    Reply
  6. Martha
    Martha at |

    I started to boil when your cousin had to have the last word with “please read the Koran,” so I went outside to cool off. Colleen, your blog says what I was thinking but in a much kinder way. You nailed it with all the right points. I especially like “Just be a good person.”

    In Grade One I was bullied and terrorized by 3 boys. I especially remember running down a driveway near the school when they started pelting rocks at me, calling me a stupid Mennonite and a lousy Kraut. As if I had anything to do with WW2! As a result, I missed the school bus and walked home crying all the way. That was in 1950 and I remember it still. Teddy Gosling of Gosling’s Furniture in Abbotsford was one of those boys and he died of a heart attack a few years ago. I didn’t feel a bit sad when I heard.
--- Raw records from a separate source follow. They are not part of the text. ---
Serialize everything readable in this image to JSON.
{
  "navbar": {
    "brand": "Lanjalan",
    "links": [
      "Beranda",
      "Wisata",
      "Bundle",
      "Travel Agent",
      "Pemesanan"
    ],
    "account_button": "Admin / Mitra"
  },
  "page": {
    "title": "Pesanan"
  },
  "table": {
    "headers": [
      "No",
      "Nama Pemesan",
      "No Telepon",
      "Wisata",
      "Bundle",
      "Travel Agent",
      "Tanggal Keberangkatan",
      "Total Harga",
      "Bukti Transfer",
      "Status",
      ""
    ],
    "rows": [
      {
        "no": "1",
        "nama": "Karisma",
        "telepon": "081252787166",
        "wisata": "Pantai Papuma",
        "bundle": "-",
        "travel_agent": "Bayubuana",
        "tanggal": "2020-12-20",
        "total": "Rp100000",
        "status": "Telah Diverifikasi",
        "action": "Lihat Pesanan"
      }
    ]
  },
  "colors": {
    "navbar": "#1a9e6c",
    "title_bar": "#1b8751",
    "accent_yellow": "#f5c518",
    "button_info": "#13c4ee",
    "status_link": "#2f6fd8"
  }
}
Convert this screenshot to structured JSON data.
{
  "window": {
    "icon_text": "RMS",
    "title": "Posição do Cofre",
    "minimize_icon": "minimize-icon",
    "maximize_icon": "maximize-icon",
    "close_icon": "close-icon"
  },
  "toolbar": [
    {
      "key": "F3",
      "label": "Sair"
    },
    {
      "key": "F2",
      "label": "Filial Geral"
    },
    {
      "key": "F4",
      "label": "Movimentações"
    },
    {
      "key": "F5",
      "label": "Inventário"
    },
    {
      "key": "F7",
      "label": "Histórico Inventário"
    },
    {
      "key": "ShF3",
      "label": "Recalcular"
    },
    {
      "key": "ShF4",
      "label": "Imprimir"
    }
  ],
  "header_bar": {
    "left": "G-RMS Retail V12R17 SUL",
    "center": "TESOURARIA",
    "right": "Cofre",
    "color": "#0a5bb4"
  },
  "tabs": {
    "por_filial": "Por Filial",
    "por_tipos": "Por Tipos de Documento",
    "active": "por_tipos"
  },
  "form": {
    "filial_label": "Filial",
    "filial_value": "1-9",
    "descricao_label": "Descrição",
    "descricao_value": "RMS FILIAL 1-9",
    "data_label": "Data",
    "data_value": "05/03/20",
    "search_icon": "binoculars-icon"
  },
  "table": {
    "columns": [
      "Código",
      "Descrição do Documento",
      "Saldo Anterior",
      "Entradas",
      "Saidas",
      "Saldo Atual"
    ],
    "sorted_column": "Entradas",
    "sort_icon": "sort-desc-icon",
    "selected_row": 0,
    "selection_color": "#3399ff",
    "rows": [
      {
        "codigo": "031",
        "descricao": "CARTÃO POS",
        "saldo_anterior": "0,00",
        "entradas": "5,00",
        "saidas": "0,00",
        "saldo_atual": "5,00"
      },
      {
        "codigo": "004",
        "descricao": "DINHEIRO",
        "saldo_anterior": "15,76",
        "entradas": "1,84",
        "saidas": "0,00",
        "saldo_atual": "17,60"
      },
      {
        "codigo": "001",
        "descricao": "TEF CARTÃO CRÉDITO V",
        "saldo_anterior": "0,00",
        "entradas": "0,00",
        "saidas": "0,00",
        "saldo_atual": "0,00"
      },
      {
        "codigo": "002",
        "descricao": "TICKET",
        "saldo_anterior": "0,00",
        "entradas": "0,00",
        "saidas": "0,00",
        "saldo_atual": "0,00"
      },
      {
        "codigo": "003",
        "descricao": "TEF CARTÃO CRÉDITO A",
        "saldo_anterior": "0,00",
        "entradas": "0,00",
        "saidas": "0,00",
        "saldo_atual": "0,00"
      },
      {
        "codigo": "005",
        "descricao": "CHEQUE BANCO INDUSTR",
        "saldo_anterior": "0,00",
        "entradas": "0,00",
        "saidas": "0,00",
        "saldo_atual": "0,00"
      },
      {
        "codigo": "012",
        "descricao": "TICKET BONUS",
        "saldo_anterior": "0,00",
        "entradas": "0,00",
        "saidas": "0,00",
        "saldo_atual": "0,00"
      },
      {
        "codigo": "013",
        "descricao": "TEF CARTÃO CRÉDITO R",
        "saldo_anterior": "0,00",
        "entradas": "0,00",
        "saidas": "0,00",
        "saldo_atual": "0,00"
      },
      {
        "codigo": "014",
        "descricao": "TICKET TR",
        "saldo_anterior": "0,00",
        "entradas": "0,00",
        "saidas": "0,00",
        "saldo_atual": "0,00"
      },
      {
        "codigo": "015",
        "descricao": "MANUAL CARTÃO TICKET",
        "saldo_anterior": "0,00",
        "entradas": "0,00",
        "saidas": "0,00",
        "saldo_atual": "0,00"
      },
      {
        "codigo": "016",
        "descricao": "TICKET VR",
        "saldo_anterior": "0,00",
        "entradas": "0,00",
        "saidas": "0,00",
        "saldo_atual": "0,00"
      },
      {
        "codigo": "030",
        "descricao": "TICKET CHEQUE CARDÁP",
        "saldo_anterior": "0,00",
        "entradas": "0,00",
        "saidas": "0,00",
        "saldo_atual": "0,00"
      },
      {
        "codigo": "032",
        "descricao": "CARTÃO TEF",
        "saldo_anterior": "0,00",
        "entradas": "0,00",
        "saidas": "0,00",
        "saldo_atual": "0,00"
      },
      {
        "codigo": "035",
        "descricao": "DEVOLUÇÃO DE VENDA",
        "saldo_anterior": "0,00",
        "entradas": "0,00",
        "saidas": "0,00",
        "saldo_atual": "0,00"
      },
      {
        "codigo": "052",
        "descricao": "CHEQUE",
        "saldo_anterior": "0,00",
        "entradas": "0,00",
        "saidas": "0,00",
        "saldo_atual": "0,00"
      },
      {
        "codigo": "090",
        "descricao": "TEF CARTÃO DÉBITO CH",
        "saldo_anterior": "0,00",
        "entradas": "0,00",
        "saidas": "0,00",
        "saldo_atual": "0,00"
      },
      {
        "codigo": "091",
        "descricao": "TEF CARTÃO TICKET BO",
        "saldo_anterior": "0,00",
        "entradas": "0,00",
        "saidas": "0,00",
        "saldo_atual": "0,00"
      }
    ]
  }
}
    These poor refugees have not caused the terror in their country or any country. They are victims. Most are Muslims. Give them a break. Imagine walking a mile in their shoes and see if your feet ache too.

    Reply
  7. Elinor Warkentin, CTA (Cosmic Travel Agent)
    Elinor Warkentin, CTA (Cosmic Travel Agent) at |

    Thank you for your venting eloquence. I agree on so many points!

    And every once in a while I think about my parents, age about 2 and 4 when they escaped persecution in Russia, and my grandparents who left behind almost everything for a better life in Canada. Maybe, giving this some thought, I am the daughter and granddaughter of refugees. I think that’s great.

    I am so glad my family came to Canada. It can be a beautiful country to escape to. I will do my best to welcome newcomers and keep an eye open for my own racism and fears.

    Peace. 🙂

    Reply
  8. Maureen
    Maureen at |

    Amen!

    Reply
  9. Mary
    Mary at |

    Yes.

    Reply
  10. Dee Dee
    Dee Dee at |

    Well said. I agree entirely.

    Reply

Leave a Reply

7,918 Spambots Blocked by Simple Comments